_WHAT THE TASK ASKS:_
The reply should hold every line of the data, unchanged and complete.

(Element data from apps and pages)
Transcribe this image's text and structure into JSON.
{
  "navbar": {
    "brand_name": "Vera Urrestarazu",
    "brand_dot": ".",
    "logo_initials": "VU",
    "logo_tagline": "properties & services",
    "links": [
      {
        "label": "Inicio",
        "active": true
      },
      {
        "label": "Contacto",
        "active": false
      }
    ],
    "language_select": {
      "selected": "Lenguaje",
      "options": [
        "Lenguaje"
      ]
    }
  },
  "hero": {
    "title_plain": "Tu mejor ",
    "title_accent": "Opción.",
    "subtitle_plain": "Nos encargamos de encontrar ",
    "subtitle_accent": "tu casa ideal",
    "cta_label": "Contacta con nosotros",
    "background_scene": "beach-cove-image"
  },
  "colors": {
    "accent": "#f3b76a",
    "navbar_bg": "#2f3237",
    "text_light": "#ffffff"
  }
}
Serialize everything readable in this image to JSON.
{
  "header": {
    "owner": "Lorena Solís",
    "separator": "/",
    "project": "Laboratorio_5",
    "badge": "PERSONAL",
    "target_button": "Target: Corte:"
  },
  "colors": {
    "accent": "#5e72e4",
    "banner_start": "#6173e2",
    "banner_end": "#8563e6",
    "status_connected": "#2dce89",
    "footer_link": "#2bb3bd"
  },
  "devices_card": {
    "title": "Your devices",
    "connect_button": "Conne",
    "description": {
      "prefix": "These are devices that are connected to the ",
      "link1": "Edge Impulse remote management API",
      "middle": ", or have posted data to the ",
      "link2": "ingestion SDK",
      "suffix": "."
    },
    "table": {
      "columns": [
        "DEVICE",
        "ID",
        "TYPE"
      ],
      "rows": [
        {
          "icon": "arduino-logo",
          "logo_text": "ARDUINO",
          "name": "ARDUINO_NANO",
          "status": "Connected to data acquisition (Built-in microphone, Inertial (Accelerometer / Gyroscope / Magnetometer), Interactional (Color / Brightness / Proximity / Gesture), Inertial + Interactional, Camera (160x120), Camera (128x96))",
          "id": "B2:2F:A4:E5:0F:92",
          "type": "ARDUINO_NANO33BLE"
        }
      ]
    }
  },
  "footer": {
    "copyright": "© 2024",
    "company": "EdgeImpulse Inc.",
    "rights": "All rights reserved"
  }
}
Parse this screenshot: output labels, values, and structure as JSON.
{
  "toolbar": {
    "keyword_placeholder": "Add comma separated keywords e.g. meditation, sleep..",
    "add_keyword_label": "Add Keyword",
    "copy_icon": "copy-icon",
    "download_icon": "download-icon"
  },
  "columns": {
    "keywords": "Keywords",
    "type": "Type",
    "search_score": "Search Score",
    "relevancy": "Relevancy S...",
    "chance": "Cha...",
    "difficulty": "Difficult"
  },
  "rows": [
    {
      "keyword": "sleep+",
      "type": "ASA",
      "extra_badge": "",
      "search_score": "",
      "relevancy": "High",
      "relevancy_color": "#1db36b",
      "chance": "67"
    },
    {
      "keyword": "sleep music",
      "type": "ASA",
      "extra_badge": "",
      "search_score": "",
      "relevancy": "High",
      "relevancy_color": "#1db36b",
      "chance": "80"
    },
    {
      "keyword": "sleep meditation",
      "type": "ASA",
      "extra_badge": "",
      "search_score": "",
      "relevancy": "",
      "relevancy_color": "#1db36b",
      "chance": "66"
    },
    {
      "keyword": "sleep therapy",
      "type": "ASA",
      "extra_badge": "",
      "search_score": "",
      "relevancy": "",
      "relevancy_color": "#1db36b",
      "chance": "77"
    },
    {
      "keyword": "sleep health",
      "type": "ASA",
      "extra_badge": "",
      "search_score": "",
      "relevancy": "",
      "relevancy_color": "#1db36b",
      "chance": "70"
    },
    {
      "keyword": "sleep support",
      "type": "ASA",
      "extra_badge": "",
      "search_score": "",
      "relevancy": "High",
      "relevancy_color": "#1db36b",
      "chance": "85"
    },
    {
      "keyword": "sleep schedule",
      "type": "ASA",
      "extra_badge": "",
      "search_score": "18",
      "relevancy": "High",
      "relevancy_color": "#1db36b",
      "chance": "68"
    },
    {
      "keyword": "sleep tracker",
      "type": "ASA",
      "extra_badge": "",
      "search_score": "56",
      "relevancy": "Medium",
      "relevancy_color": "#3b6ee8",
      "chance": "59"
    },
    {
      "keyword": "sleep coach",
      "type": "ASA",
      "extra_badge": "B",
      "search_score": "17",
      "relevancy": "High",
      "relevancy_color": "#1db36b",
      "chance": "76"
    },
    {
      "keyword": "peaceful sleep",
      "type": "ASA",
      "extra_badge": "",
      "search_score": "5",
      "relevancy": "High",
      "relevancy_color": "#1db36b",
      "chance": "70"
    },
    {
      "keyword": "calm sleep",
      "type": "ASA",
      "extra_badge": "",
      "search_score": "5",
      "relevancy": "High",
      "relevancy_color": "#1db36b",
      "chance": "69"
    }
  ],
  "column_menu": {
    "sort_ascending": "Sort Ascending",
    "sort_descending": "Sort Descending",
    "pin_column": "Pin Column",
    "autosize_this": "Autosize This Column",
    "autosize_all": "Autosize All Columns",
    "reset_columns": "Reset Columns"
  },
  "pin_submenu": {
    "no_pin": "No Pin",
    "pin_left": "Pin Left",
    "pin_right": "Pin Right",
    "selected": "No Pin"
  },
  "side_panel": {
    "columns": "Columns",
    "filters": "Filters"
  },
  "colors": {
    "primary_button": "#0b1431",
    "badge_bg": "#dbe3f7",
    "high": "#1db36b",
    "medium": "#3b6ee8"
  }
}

_RESPONSE FOR THIS EXERCISE:_
Transcribe this image's text and structure into JSON.
{
  "navbar": {
    "brand_name": "Vera Urrestarazu",
    "brand_dot": ".",
    "logo_initials": "VU",
    "logo_tagline": "properties & services",
    "links": [
      {
        "label": "Inicio",
        "active": true
      },
      {
        "label": "Contacto",
        "active": false
      }
    ],
    "language_select": {
      "selected": "Lenguaje",
      "options": [
        "Lenguaje"
      ]
    }
  },
  "hero": {
    "title_plain": "Tu mejor ",
    "title_accent": "Opción.",
    "subtitle_plain": "Nos encargamos de encontrar ",
    "subtitle_accent": "tu casa ideal",
    "cta_label": "Contacta con nosotros",
    "background_scene": "beach-cove-image"
  },
  "colors": {
    "accent": "#f3b76a",
    "navbar_bg": "#2f3237",
    "text_light": "#ffffff"
  }
}
Serialize everything readable in this image to JSON.
{
  "header": {
    "owner": "Lorena Solís",
    "separator": "/",
    "project": "Laboratorio_5",
    "badge": "PERSONAL",
    "target_button": "Target: Corte:"
  },
  "colors": {
    "accent": "#5e72e4",
    "banner_start": "#6173e2",
    "banner_end": "#8563e6",
    "status_connected": "#2dce89",
    "footer_link": "#2bb3bd"
  },
  "devices_card": {
    "title": "Your devices",
    "connect_button": "Conne",
    "description": {
      "prefix": "These are devices that are connected to the ",
      "link1": "Edge Impulse remote management API",
      "middle": ", or have posted data to the ",
      "link2": "ingestion SDK",
      "suffix": "."
    },
    "table": {
      "columns": [
        "DEVICE",
        "ID",
        "TYPE"
      ],
      "rows": [
        {
          "icon": "arduino-logo",
          "logo_text": "ARDUINO",
          "name": "ARDUINO_NANO",
          "status": "Connected to data acquisition (Built-in microphone, Inertial (Accelerometer / Gyroscope / Magnetometer), Interactional (Color / Brightness / Proximity / Gesture), Inertial + Interactional, Camera (160x120), Camera (128x96))",
          "id": "B2:2F:A4:E5:0F:92",
          "type": "ARDUINO_NANO33BLE"
        }
      ]
    }
  },
  "footer": {
    "copyright": "© 2024",
    "company": "EdgeImpulse Inc.",
    "rights": "All rights reserved"
  }
}
Parse this screenshot: output labels, values, and structure as JSON.
{
  "toolbar": {
    "keyword_placeholder": "Add comma separated keywords e.g. meditation, sleep..",
    "add_keyword_label": "Add Keyword",
    "copy_icon": "copy-icon",
    "download_icon": "download-icon"
  },
  "columns": {
    "keywords": "Keywords",
    "type": "Type",
    "search_score": "Search Score",
    "relevancy": "Relevancy S...",
    "chance": "Cha...",
    "difficulty": "Difficult"
  },
  "rows": [
    {
      "keyword": "sleep+",
      "type": "ASA",
      "extra_badge": "",
      "search_score": "",
      "relevancy": "High",
      "relevancy_color": "#1db36b",
      "chance": "67"
    },
    {
      "keyword": "sleep music",
      "type": "ASA",
      "extra_badge": "",
      "search_score": "",
      "relevancy": "High",
      "relevancy_color": "#1db36b",
      "chance": "80"
    },
    {
      "keyword": "sleep meditation",
      "type": "ASA",
      "extra_badge": "",
      "search_score": "",
      "relevancy": "",
      "relevancy_color": "#1db36b",
      "chance": "66"
    },
    {
      "keyword": "sleep therapy",
      "type": "ASA",
      "extra_badge": "",
      "search_score": "",
      "relevancy": "",
      "relevancy_color": "#1db36b",
      "chance": "77"
    },
    {
      "keyword": "sleep health",
      "type": "ASA",
      "extra_badge": "",
      "search_score": "",
      "relevancy": "",
      "relevancy_color": "#1db36b",
      "chance": "70"
    },
    {
      "keyword": "sleep support",
      "type": "ASA",
      "extra_badge": "",
      "search_score": "",
      "relevancy": "High",
      "relevancy_color": "#1db36b",
      "chance": "85"
    },
    {
      "keyword": "sleep schedule",
      "type": "ASA",
      "extra_badge": "",
      "search_score": "18",
      "relevancy": "High",
      "relevancy_color": "#1db36b",
      "chance": "68"
    },
    {
      "keyword": "sleep tracker",
      "type": "ASA",
      "extra_badge": "",
      "search_score": "56",
      "relevancy": "Medium",
      "relevancy_color": "#3b6ee8",
      "chance": "59"
    },
    {
      "keyword": "sleep coach",
      "type": "ASA",
      "extra_badge": "B",
      "search_score": "17",
      "relevancy": "High",
      "relevancy_color": "#1db36b",
      "chance": "76"
    },
    {
      "keyword": "peaceful sleep",
      "type": "ASA",
      "extra_badge": "",
      "search_score": "5",
      "relevancy": "High",
      "relevancy_color": "#1db36b",
      "chance": "70"
    },
    {
      "keyword": "calm sleep",
      "type": "ASA",
      "extra_badge": "",
      "search_score": "5",
      "relevancy": "High",
      "relevancy_color": "#1db36b",
      "chance": "69"
    }
  ],
  "column_menu": {
    "sort_ascending": "Sort Ascending",
    "sort_descending": "Sort Descending",
    "pin_column": "Pin Column",
    "autosize_this": "Autosize This Column",
    "autosize_all": "Autosize All Columns",
    "reset_columns": "Reset Columns"
  },
  "pin_submenu": {
    "no_pin": "No Pin",
    "pin_left": "Pin Left",
    "pin_right": "Pin Right",
    "selected": "No Pin"
  },
  "side_panel": {
    "columns": "Columns",
    "filters": "Filters"
  },
  "colors": {
    "primary_button": "#0b1431",
    "badge_bg": "#dbe3f7",
    "high": "#1db36b",
    "medium": "#3b6ee8"
  }
}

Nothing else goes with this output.